While steam cooking in some form has been in practiced by people all over the world for thousands of years, steam ovens are a relatively new concept to home cooks.
Steam ovens have been on the scene of restaurants and bakeries for decades, but a rising interest in healthier cooking methods and advancements in technology have given way to manufacturers coming out with a variety of steam cooking appliances for home use.
In this article, we’ll detail how steam ovens work and what they work best for.
How Steam Ovens Work
Convection steam ovens are the most popular and versatile type you can buy, and this is because they combine the best of a traditional convection oven with the ability to steam cook. They allow you to do more than any other type of oven, since you can use them to roast, brown, broil, bake, or steam.
Some convection steam ovens even monitor the cooking process using sensors that allow it to automatically adjust the heat and steam output for a perfectly cooked meal.
Many steam ovens use a water tank or reservoir with a pump connection that siphons water into a boiler where it’s heated up to 212 F degrees. This produces the steam that cooks the food. For the tank style, you’ll have to refill the tank each time you want to cook, but the process is simple.
Some high-end steam ovens like those by Miele and Gaggenau have built-in water line hookups, so there’s no tank to refill, and you never have to worry about running out of water in the middle of the cooking process.
You can also find convection ovens with a steam assist feature that injects short bursts of steam at shorter intervals to help speed up the cooking process and add moisture, but they’re not true steam ovens.
Benefits of Cooking with a Steam Oven
Steam cooking is one of the most natural and healthy ways to prepare food. It allows the food to retain its natural flavors, moisture, and construction, so it’s great for delicate foods. And because they heat evenly, there won’t be any hotspots that can burn or otherwise ruin your meal.
A steam oven’s ability to preheat quickly and reheat foods while retaining their texture makes them a great alternative to using a microwave. And what’s more, new parents can even use them to sterilize baby bottles.
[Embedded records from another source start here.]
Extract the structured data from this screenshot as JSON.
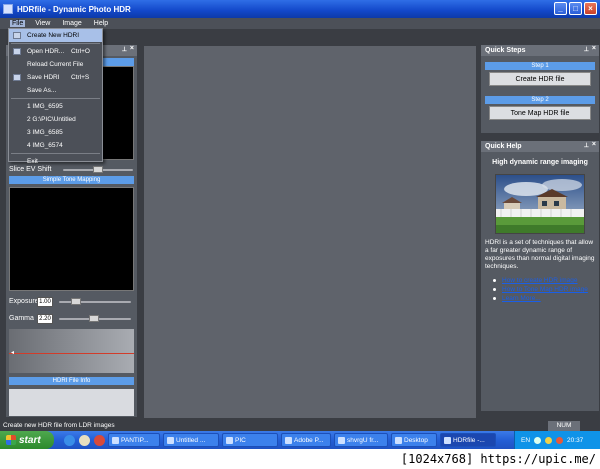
{
  "window": {
    "title": "HDRfile - Dynamic Photo HDR",
    "buttons": [
      "_",
      "□",
      "×"
    ]
  },
  "menubar": [
    "File",
    "View",
    "Image",
    "Help"
  ],
  "file_menu": {
    "items": [
      {
        "label": "Create New HDRI",
        "shortcut": "",
        "icon": "new-document-icon"
      },
      {
        "label": "Open HDR...",
        "shortcut": "Ctrl+O",
        "icon": "folder-icon"
      },
      {
        "label": "Reload Current File",
        "shortcut": ""
      },
      {
        "label": "Save HDRI",
        "shortcut": "Ctrl+S",
        "icon": "save-icon"
      },
      {
        "label": "Save As...",
        "shortcut": ""
      },
      {
        "label": "1 IMG_6595",
        "shortcut": ""
      },
      {
        "label": "2 G:\\PIC\\Untitled",
        "shortcut": ""
      },
      {
        "label": "3 IMG_6585",
        "shortcut": ""
      },
      {
        "label": "4 IMG_6574",
        "shortcut": ""
      },
      {
        "label": "Exit",
        "shortcut": ""
      }
    ]
  },
  "left_panel": {
    "slice_ev_label": "Slice EV Shift",
    "simple_tone_label": "Simple Tone Mapping",
    "exposure_label": "Exposure",
    "exposure_value": "1.00",
    "gamma_label": "Gamma",
    "gamma_value": "2.20",
    "hdri_info_label": "HDRI File Info"
  },
  "quick_steps": {
    "title": "Quick Steps",
    "step1_label": "Step 1",
    "step1_button": "Create HDR file",
    "step2_label": "Step 2",
    "step2_button": "Tone Map HDR file"
  },
  "quick_help": {
    "title": "Quick Help",
    "heading": "High dynamic range imaging",
    "description": "HDRI is a set of techniques that allow a far greater dynamic range of exposures than normal digital imaging techniques.",
    "links": [
      "How to create HDR image",
      "How to Tone Map HDR image",
      "Learn More..."
    ]
  },
  "status": {
    "text": "Create new HDR file from LDR images",
    "num": "NUM"
  },
  "taskbar": {
    "start": "start",
    "tasks": [
      "PANTIP...",
      "Untitled ...",
      "PIC",
      "Adobe P...",
      "shvrgU fr...",
      "Desktop",
      "HDRfile -..."
    ],
    "lang": "EN",
    "clock": "20:37"
  },
  "caption": "[1024x768] https://upic.me/"
}
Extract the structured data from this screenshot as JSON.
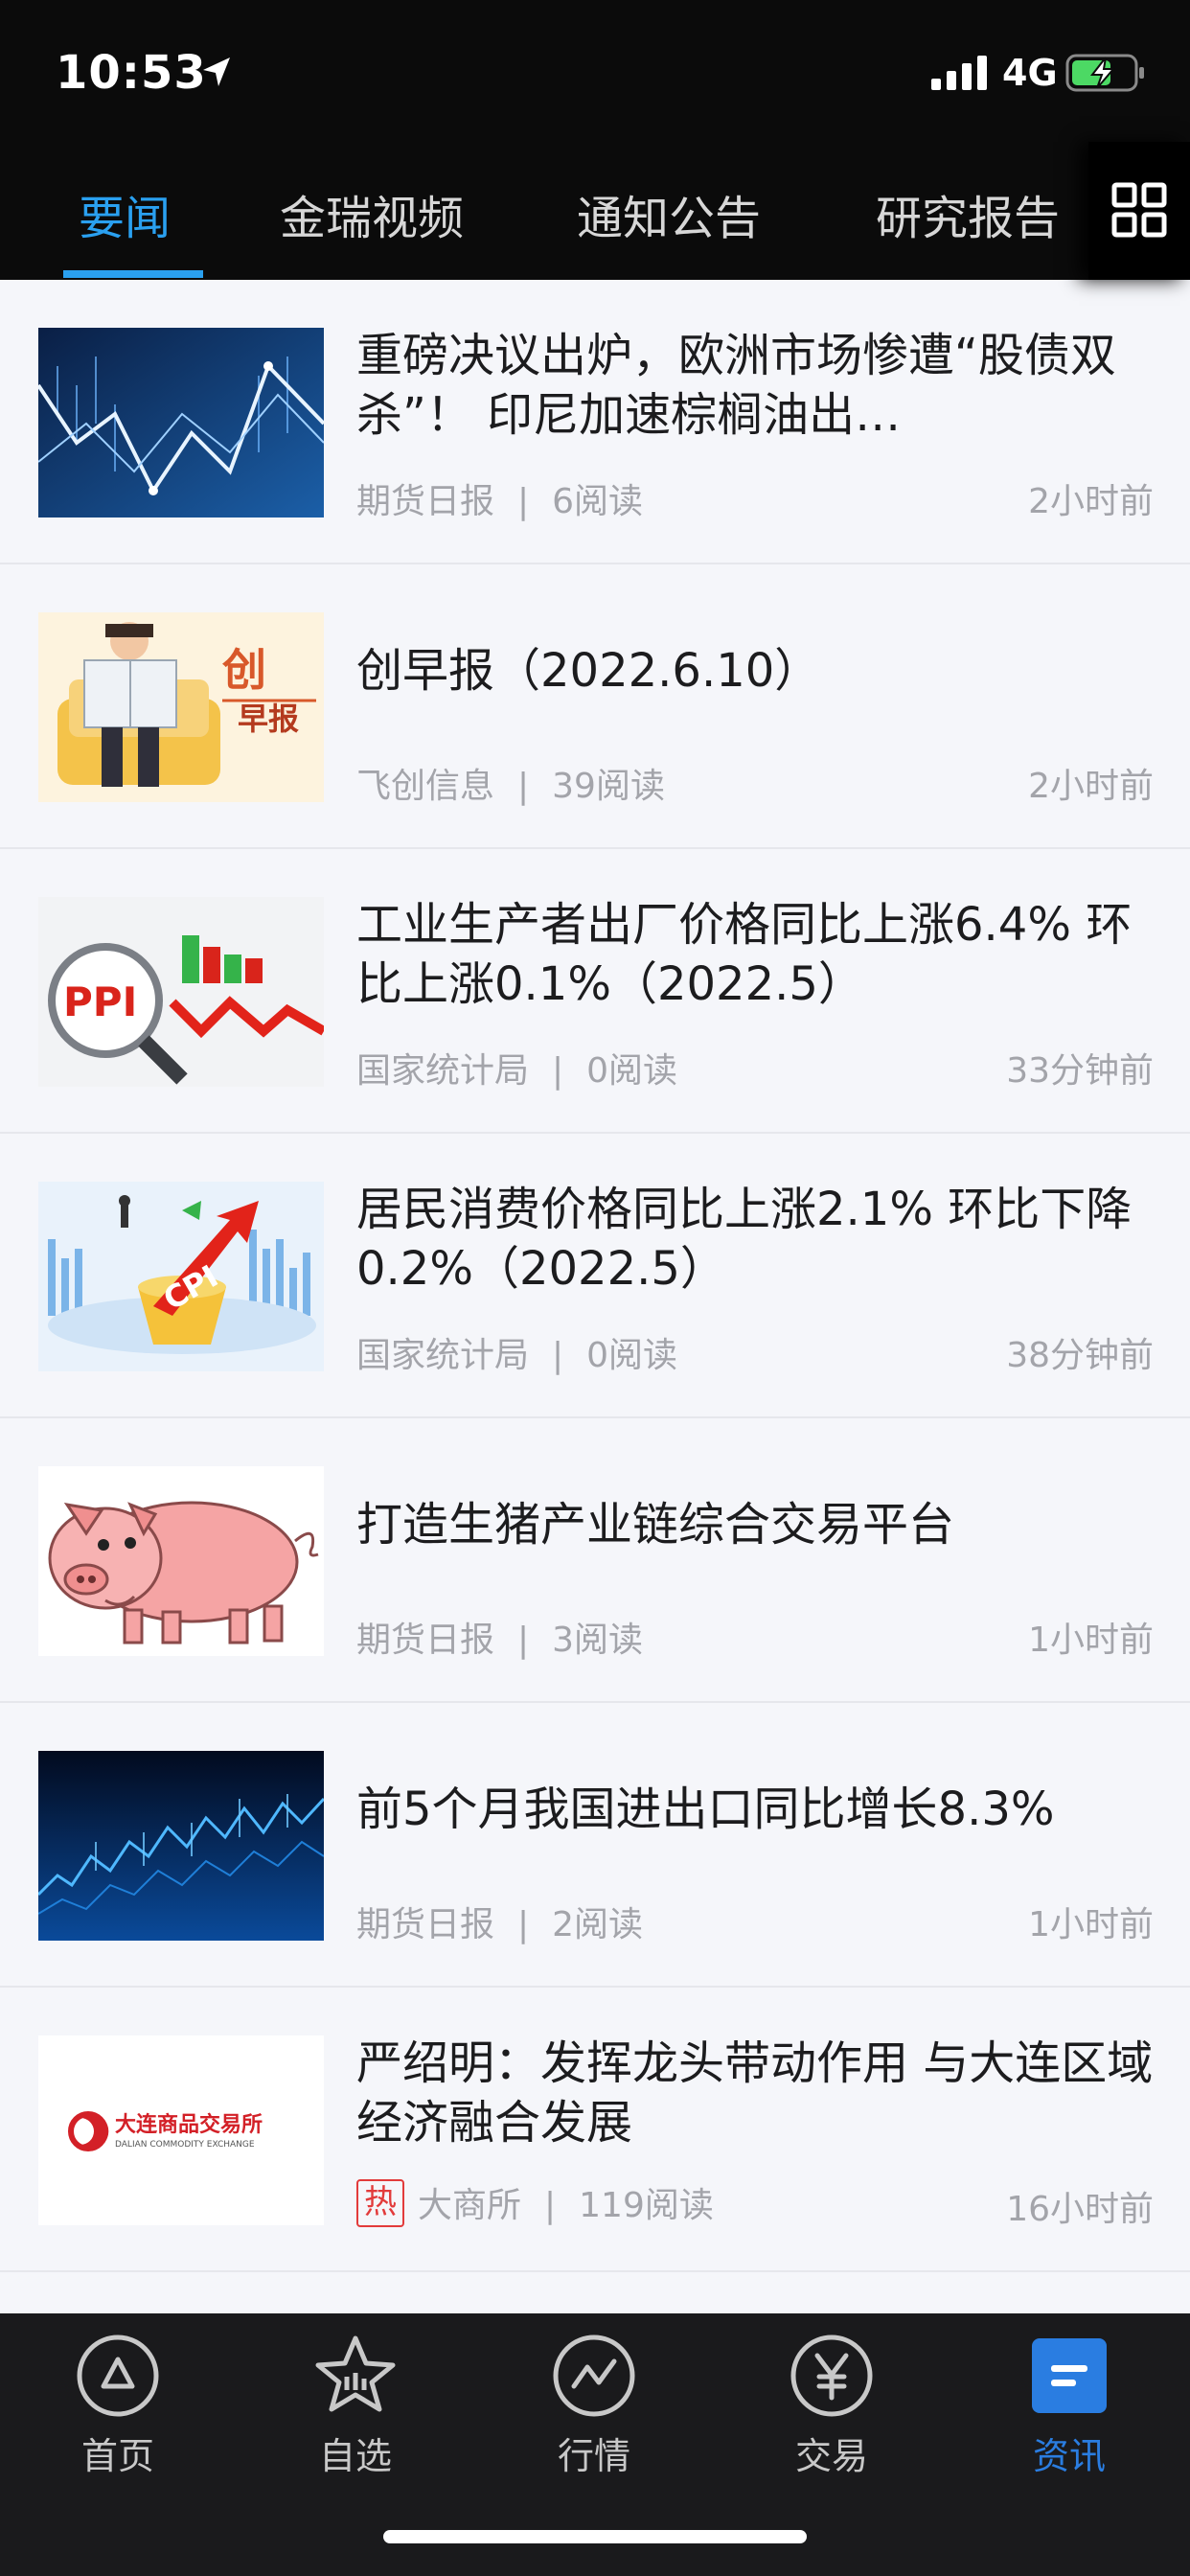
{
  "status_bar": {
    "time": "10:53",
    "network": "4G"
  },
  "tabs": [
    {
      "label": "要闻",
      "active": true
    },
    {
      "label": "金瑞视频",
      "active": false
    },
    {
      "label": "通知公告",
      "active": false
    },
    {
      "label": "研究报告",
      "active": false
    }
  ],
  "news": [
    {
      "title": "重磅决议出炉，欧洲市场惨遭“股债双杀”！ 印尼加速棕榈油出…",
      "source": "期货日报",
      "reads": "6阅读",
      "time": "2小时前",
      "thumb_icon": "stock-chart-thumbnail"
    },
    {
      "title": "创早报（2022.6.10）",
      "source": "飞创信息",
      "reads": "39阅读",
      "time": "2小时前",
      "thumb_icon": "morning-report-thumbnail",
      "thumb_text": [
        "创",
        "早报"
      ]
    },
    {
      "title": "工业生产者出厂价格同比上涨6.4% 环比上涨0.1%（2022.5）",
      "source": "国家统计局",
      "reads": "0阅读",
      "time": "33分钟前",
      "thumb_icon": "ppi-thumbnail",
      "thumb_text": [
        "PPI"
      ]
    },
    {
      "title": "居民消费价格同比上涨2.1% 环比下降0.2%（2022.5）",
      "source": "国家统计局",
      "reads": "0阅读",
      "time": "38分钟前",
      "thumb_icon": "cpi-thumbnail",
      "thumb_text": [
        "CPI"
      ]
    },
    {
      "title": "打造生猪产业链综合交易平台",
      "source": "期货日报",
      "reads": "3阅读",
      "time": "1小时前",
      "thumb_icon": "pig-thumbnail"
    },
    {
      "title": "前5个月我国进出口同比增长8.3%",
      "source": "期货日报",
      "reads": "2阅读",
      "time": "1小时前",
      "thumb_icon": "trade-chart-thumbnail"
    },
    {
      "title": "严绍明：发挥龙头带动作用 与大连区域经济融合发展",
      "source": "大商所",
      "reads": "119阅读",
      "time": "16小时前",
      "badge": "热",
      "thumb_icon": "dce-logo-thumbnail",
      "thumb_text": [
        "大连商品交易所",
        "DALIAN COMMODITY EXCHANGE"
      ]
    }
  ],
  "bottom_nav": [
    {
      "label": "首页",
      "icon": "home-icon",
      "active": false
    },
    {
      "label": "自选",
      "icon": "star-icon",
      "active": false
    },
    {
      "label": "行情",
      "icon": "market-icon",
      "active": false
    },
    {
      "label": "交易",
      "icon": "yuan-icon",
      "active": false
    },
    {
      "label": "资讯",
      "icon": "news-icon",
      "active": true
    }
  ],
  "colors": {
    "accent": "#2aa0f0",
    "nav_active": "#2a7de1",
    "hot": "#e23b3b"
  }
}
Another benefit is that when you steam cook two completely different foods at the same time, you won’t get cross-flavoring like you would in a regular oven. This means you can prepare dinner and dessert at the same time.
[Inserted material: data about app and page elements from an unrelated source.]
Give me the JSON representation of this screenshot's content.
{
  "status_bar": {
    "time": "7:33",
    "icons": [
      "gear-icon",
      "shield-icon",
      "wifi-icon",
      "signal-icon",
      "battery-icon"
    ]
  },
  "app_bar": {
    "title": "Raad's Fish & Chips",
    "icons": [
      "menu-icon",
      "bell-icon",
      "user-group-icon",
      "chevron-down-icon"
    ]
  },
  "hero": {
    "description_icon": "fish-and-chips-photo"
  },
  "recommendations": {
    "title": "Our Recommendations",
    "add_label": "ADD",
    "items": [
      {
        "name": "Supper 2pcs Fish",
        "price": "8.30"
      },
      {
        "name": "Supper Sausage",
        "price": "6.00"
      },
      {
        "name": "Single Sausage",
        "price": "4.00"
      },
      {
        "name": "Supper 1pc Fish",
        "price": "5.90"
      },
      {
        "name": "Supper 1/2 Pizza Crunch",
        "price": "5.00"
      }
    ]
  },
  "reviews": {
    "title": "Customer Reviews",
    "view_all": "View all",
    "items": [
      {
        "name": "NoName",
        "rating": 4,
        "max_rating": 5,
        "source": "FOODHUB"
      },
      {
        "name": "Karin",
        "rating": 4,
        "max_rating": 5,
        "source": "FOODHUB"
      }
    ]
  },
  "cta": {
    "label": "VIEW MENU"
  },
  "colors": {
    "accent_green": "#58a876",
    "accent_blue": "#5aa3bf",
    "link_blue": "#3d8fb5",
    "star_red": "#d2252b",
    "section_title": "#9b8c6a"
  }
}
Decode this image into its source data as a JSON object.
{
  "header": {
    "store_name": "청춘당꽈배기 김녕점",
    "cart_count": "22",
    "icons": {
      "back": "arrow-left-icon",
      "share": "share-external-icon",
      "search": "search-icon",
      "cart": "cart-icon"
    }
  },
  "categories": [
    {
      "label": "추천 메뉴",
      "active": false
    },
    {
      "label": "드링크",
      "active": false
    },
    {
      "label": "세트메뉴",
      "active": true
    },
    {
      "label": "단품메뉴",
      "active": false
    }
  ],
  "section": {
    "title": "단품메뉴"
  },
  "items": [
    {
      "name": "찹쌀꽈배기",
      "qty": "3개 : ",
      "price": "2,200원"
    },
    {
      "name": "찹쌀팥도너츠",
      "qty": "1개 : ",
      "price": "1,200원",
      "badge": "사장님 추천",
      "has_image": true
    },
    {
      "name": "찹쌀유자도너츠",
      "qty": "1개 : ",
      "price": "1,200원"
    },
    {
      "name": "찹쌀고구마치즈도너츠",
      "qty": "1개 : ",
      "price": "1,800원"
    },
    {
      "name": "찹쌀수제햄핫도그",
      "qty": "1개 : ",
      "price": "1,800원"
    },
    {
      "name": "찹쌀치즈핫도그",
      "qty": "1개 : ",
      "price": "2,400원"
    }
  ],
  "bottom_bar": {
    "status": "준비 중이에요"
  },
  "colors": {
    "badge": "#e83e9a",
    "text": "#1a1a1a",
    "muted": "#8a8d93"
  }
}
What Types of Food Can You Cook in a Steam Oven?
You can cook just about anything in a steam oven, especially if you choose a convection type that allows you to combine various functions for your desired results.
The moist cooking environment of a steam oven is great for preparing things like custard, bread, eggs, pastries, and pudding cakes. Meats and fish become fall-off-the-bone tender, and vegetables retain their natural color and more nutrients than when they’re cooked with other methods.
Rice and other grains also turn out excellent in a steam oven, as do foods that require a water bath.
Potential Drawbacks of Using a Steam Oven
Steam ovens are very expensive compared to regular conventional or convection ovens that don’t have a steaming ability, so if you’re not willing to spend $2,000 or more, you might be better off with a basic oven.
There’s also a learning curve for steam oven beginners since they cook a lot faster than regular ovens, so if you’re not willing to experiment to get the results you want, this might not be the best type of oven for you considering the high price.
Another thing is that steam ovens require descaling on a regular basis, similar to coffee makers. This extra step in upkeep isn’t really a big deal to most owners, but it is something to consider.
Steam ovens are a great option if you’re looking for a healthier, more versatile cooking method and don’t mind spending more for it. Only you will know whether or not a steam oven is the right choice and which brand is best, so it’s worth it be completely informed before making a purchase.
Writer and Product Researcher
Spending the last 10 years researching and writing about various home, garden and electronics topics, Shelley is more than qualified to write for Meccano Home. Her work has been featured on eBay, Pottery Barn, SFGate, TheKnot, Williams-Sonoma and various other blogs and websites.